• _Try it_: Once the pictures are set aside, repeat all of the data below exactly.

- - - - - - -

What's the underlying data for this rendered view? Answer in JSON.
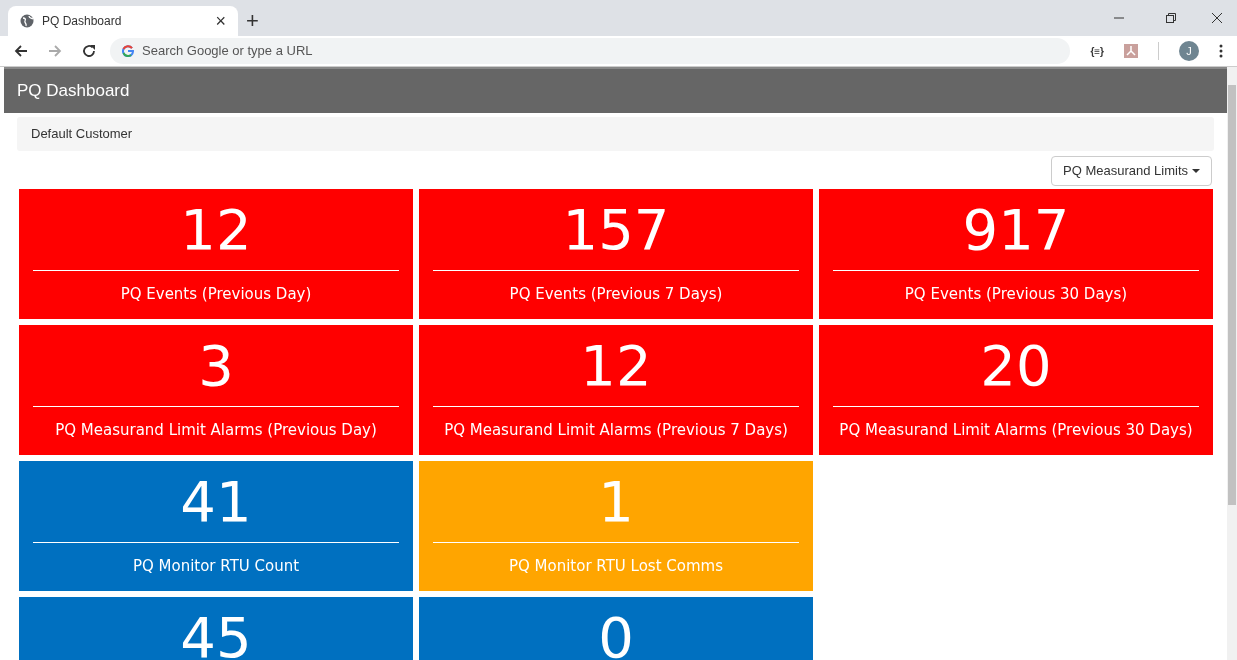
{
  "browser": {
    "tab_title": "PQ Dashboard",
    "new_tab": "+",
    "close_tab": "×",
    "address_placeholder": "Search Google or type a URL",
    "extension_label": "{≡}",
    "profile_initial": "J"
  },
  "header": {
    "title": "PQ Dashboard"
  },
  "breadcrumb": "Default Customer",
  "dropdown": {
    "label": "PQ Measurand Limits"
  },
  "tile_rows": [
    [
      {
        "value": "12",
        "label": "PQ Events (Previous Day)",
        "color": "#ff0000"
      },
      {
        "value": "157",
        "label": "PQ Events (Previous 7 Days)",
        "color": "#ff0000"
      },
      {
        "value": "917",
        "label": "PQ Events (Previous 30 Days)",
        "color": "#ff0000"
      }
    ],
    [
      {
        "value": "3",
        "label": "PQ Measurand Limit Alarms (Previous Day)",
        "color": "#ff0000"
      },
      {
        "value": "12",
        "label": "PQ Measurand Limit Alarms (Previous 7 Days)",
        "color": "#ff0000"
      },
      {
        "value": "20",
        "label": "PQ Measurand Limit Alarms (Previous 30 Days)",
        "color": "#ff0000"
      }
    ],
    [
      {
        "value": "41",
        "label": "PQ Monitor RTU Count",
        "color": "#0070c0"
      },
      {
        "value": "1",
        "label": "PQ Monitor RTU Lost Comms",
        "color": "#ffa500"
      }
    ],
    [
      {
        "value": "45",
        "color": "#0070c0"
      },
      {
        "value": "0",
        "color": "#0070c0"
      }
    ]
  ]
}
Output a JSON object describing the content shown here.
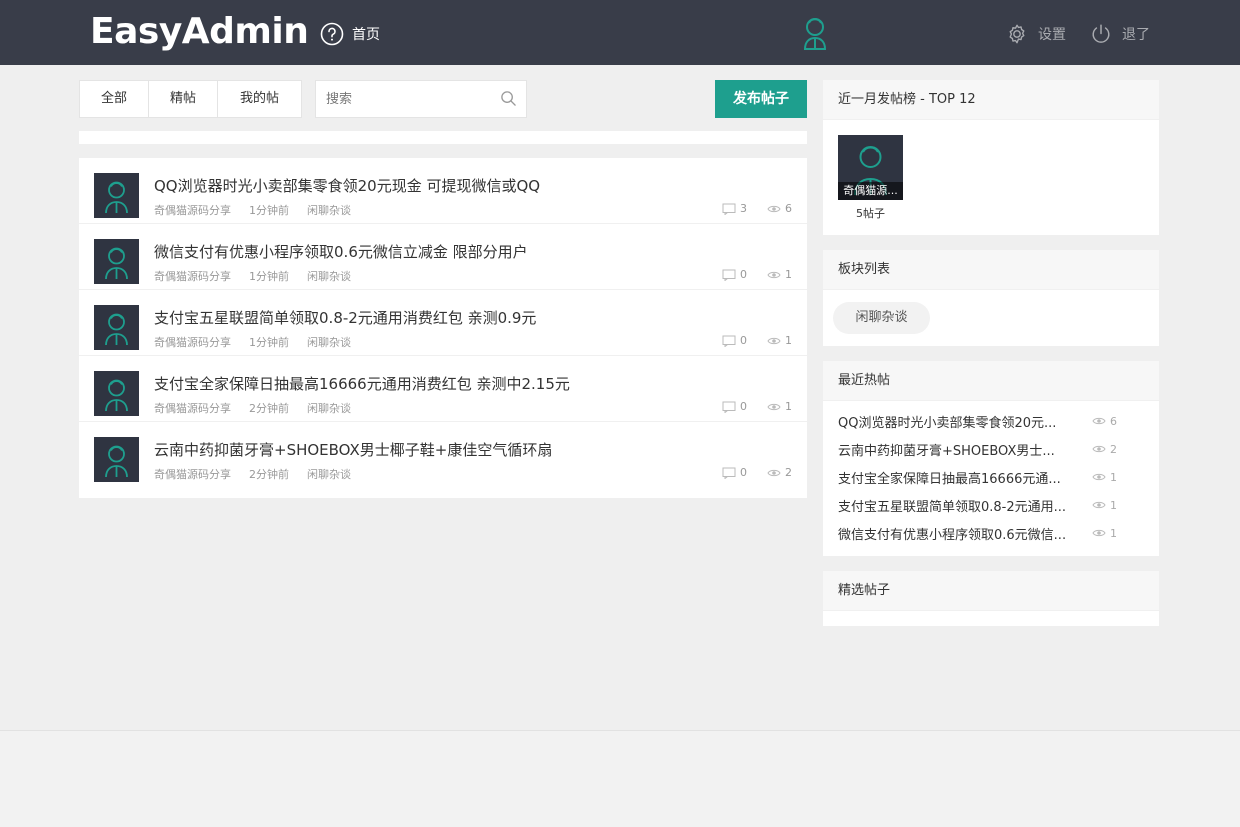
{
  "header": {
    "logo": "EasyAdmin",
    "home_label": "首页",
    "settings_label": "设置",
    "logout_label": "退了"
  },
  "toolbar": {
    "filters": [
      "全部",
      "精帖",
      "我的帖"
    ],
    "search_placeholder": "搜索",
    "publish_label": "发布帖子"
  },
  "posts": [
    {
      "title": "QQ浏览器时光小卖部集零食领20元现金 可提现微信或QQ",
      "author": "奇偶猫源码分享",
      "time": "1分钟前",
      "board": "闲聊杂谈",
      "comments": "3",
      "views": "6"
    },
    {
      "title": "微信支付有优惠小程序领取0.6元微信立减金 限部分用户",
      "author": "奇偶猫源码分享",
      "time": "1分钟前",
      "board": "闲聊杂谈",
      "comments": "0",
      "views": "1"
    },
    {
      "title": "支付宝五星联盟简单领取0.8-2元通用消费红包 亲测0.9元",
      "author": "奇偶猫源码分享",
      "time": "1分钟前",
      "board": "闲聊杂谈",
      "comments": "0",
      "views": "1"
    },
    {
      "title": "支付宝全家保障日抽最高16666元通用消费红包 亲测中2.15元",
      "author": "奇偶猫源码分享",
      "time": "2分钟前",
      "board": "闲聊杂谈",
      "comments": "0",
      "views": "1"
    },
    {
      "title": "云南中药抑菌牙膏+SHOEBOX男士椰子鞋+康佳空气循环扇",
      "author": "奇偶猫源码分享",
      "time": "2分钟前",
      "board": "闲聊杂谈",
      "comments": "0",
      "views": "2"
    }
  ],
  "sidebar": {
    "top_title": "近一月发帖榜 - TOP 12",
    "top_user": {
      "name": "奇偶猫源...",
      "count": "5帖子"
    },
    "boards_title": "板块列表",
    "boards": [
      "闲聊杂谈"
    ],
    "hot_title": "最近热帖",
    "hot_posts": [
      {
        "title": "QQ浏览器时光小卖部集零食领20元...",
        "views": "6"
      },
      {
        "title": "云南中药抑菌牙膏+SHOEBOX男士...",
        "views": "2"
      },
      {
        "title": "支付宝全家保障日抽最高16666元通...",
        "views": "1"
      },
      {
        "title": "支付宝五星联盟简单领取0.8-2元通用...",
        "views": "1"
      },
      {
        "title": "微信支付有优惠小程序领取0.6元微信...",
        "views": "1"
      }
    ],
    "featured_title": "精选帖子"
  },
  "colors": {
    "header_bg": "#393d49",
    "accent": "#1e9f8e",
    "avatar_bg": "#2f3441"
  },
  "icons": [
    "help-circle-icon",
    "avatar-icon",
    "gear-icon",
    "power-icon",
    "search-icon",
    "comment-icon",
    "eye-icon"
  ]
}
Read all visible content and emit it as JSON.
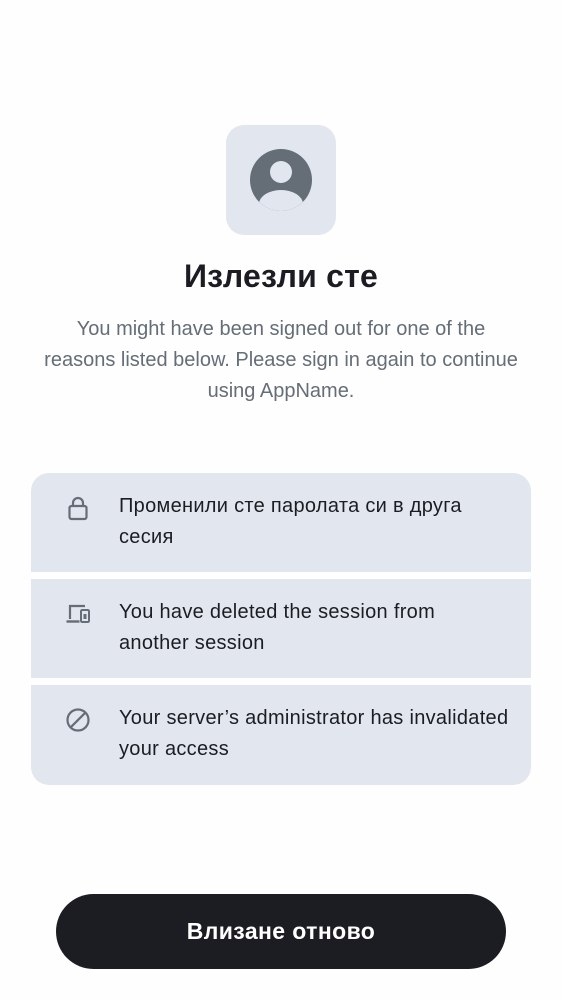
{
  "hero": {
    "icon": "user-profile-icon"
  },
  "title": "Излезли сте",
  "subtitle": "You might have been signed out for one of the reasons listed below. Please sign in again to continue using AppName.",
  "reasons": [
    {
      "icon": "lock-icon",
      "text": "Променили сте паролата си в друга сесия"
    },
    {
      "icon": "devices-icon",
      "text": "You have deleted the session from another session"
    },
    {
      "icon": "block-icon",
      "text": "Your server’s administrator has invalidated your access"
    }
  ],
  "button": {
    "label": "Влизане отново"
  },
  "colors": {
    "background": "#fefefe",
    "card": "#e2e6ee",
    "primary": "#1b1d22",
    "muted_text": "#656d77",
    "icon": "#656d77"
  }
}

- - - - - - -

• _Response to the task_:
What's the underlying data for this rendered view? Answer in JSON.
{
  "browser": {
    "tab_title": "PQ Dashboard",
    "new_tab": "+",
    "close_tab": "×",
    "address_placeholder": "Search Google or type a URL",
    "extension_label": "{≡}",
    "profile_initial": "J"
  },
  "header": {
    "title": "PQ Dashboard"
  },
  "breadcrumb": "Default Customer",
  "dropdown": {
    "label": "PQ Measurand Limits"
  },
  "tile_rows": [
    [
      {
        "value": "12",
        "label": "PQ Events (Previous Day)",
        "color": "#ff0000"
      },
      {
        "value": "157",
        "label": "PQ Events (Previous 7 Days)",
        "color": "#ff0000"
      },
      {
        "value": "917",
        "label": "PQ Events (Previous 30 Days)",
        "color": "#ff0000"
      }
    ],
    [
      {
        "value": "3",
        "label": "PQ Measurand Limit Alarms (Previous Day)",
        "color": "#ff0000"
      },
      {
        "value": "12",
        "label": "PQ Measurand Limit Alarms (Previous 7 Days)",
        "color": "#ff0000"
      },
      {
        "value": "20",
        "label": "PQ Measurand Limit Alarms (Previous 30 Days)",
        "color": "#ff0000"
      }
    ],
    [
      {
        "value": "41",
        "label": "PQ Monitor RTU Count",
        "color": "#0070c0"
      },
      {
        "value": "1",
        "label": "PQ Monitor RTU Lost Comms",
        "color": "#ffa500"
      }
    ],
    [
      {
        "value": "45",
        "color": "#0070c0"
      },
      {
        "value": "0",
        "color": "#0070c0"
      }
    ]
  ]
}
Output a JSON object describing the content shown here.
{
  "header": {
    "logo": "EasyAdmin",
    "home_label": "首页",
    "settings_label": "设置",
    "logout_label": "退了"
  },
  "toolbar": {
    "filters": [
      "全部",
      "精帖",
      "我的帖"
    ],
    "search_placeholder": "搜索",
    "publish_label": "发布帖子"
  },
  "posts": [
    {
      "title": "QQ浏览器时光小卖部集零食领20元现金 可提现微信或QQ",
      "author": "奇偶猫源码分享",
      "time": "1分钟前",
      "board": "闲聊杂谈",
      "comments": "3",
      "views": "6"
    },
    {
      "title": "微信支付有优惠小程序领取0.6元微信立减金 限部分用户",
      "author": "奇偶猫源码分享",
      "time": "1分钟前",
      "board": "闲聊杂谈",
      "comments": "0",
      "views": "1"
    },
    {
      "title": "支付宝五星联盟简单领取0.8-2元通用消费红包 亲测0.9元",
      "author": "奇偶猫源码分享",
      "time": "1分钟前",
      "board": "闲聊杂谈",
      "comments": "0",
      "views": "1"
    },
    {
      "title": "支付宝全家保障日抽最高16666元通用消费红包 亲测中2.15元",
      "author": "奇偶猫源码分享",
      "time": "2分钟前",
      "board": "闲聊杂谈",
      "comments": "0",
      "views": "1"
    },
    {
      "title": "云南中药抑菌牙膏+SHOEBOX男士椰子鞋+康佳空气循环扇",
      "author": "奇偶猫源码分享",
      "time": "2分钟前",
      "board": "闲聊杂谈",
      "comments": "0",
      "views": "2"
    }
  ],
  "sidebar": {
    "top_title": "近一月发帖榜 - TOP 12",
    "top_user": {
      "name": "奇偶猫源...",
      "count": "5帖子"
    },
    "boards_title": "板块列表",
    "boards": [
      "闲聊杂谈"
    ],
    "hot_title": "最近热帖",
    "hot_posts": [
      {
        "title": "QQ浏览器时光小卖部集零食领20元...",
        "views": "6"
      },
      {
        "title": "云南中药抑菌牙膏+SHOEBOX男士...",
        "views": "2"
      },
      {
        "title": "支付宝全家保障日抽最高16666元通...",
        "views": "1"
      },
      {
        "title": "支付宝五星联盟简单领取0.8-2元通用...",
        "views": "1"
      },
      {
        "title": "微信支付有优惠小程序领取0.6元微信...",
        "views": "1"
      }
    ],
    "featured_title": "精选帖子"
  },
  "colors": {
    "header_bg": "#393d49",
    "accent": "#1e9f8e",
    "avatar_bg": "#2f3441"
  },
  "icons": [
    "help-circle-icon",
    "avatar-icon",
    "gear-icon",
    "power-icon",
    "search-icon",
    "comment-icon",
    "eye-icon"
  ]
}
Read all visible content and emit it as JSON.
{
  "hero": {
    "icon": "user-profile-icon"
  },
  "title": "Излезли сте",
  "subtitle": "You might have been signed out for one of the reasons listed below. Please sign in again to continue using AppName.",
  "reasons": [
    {
      "icon": "lock-icon",
      "text": "Променили сте паролата си в друга сесия"
    },
    {
      "icon": "devices-icon",
      "text": "You have deleted the session from another session"
    },
    {
      "icon": "block-icon",
      "text": "Your server’s administrator has invalidated your access"
    }
  ],
  "button": {
    "label": "Влизане отново"
  },
  "colors": {
    "background": "#fefefe",
    "card": "#e2e6ee",
    "primary": "#1b1d22",
    "muted_text": "#656d77",
    "icon": "#656d77"
  }
}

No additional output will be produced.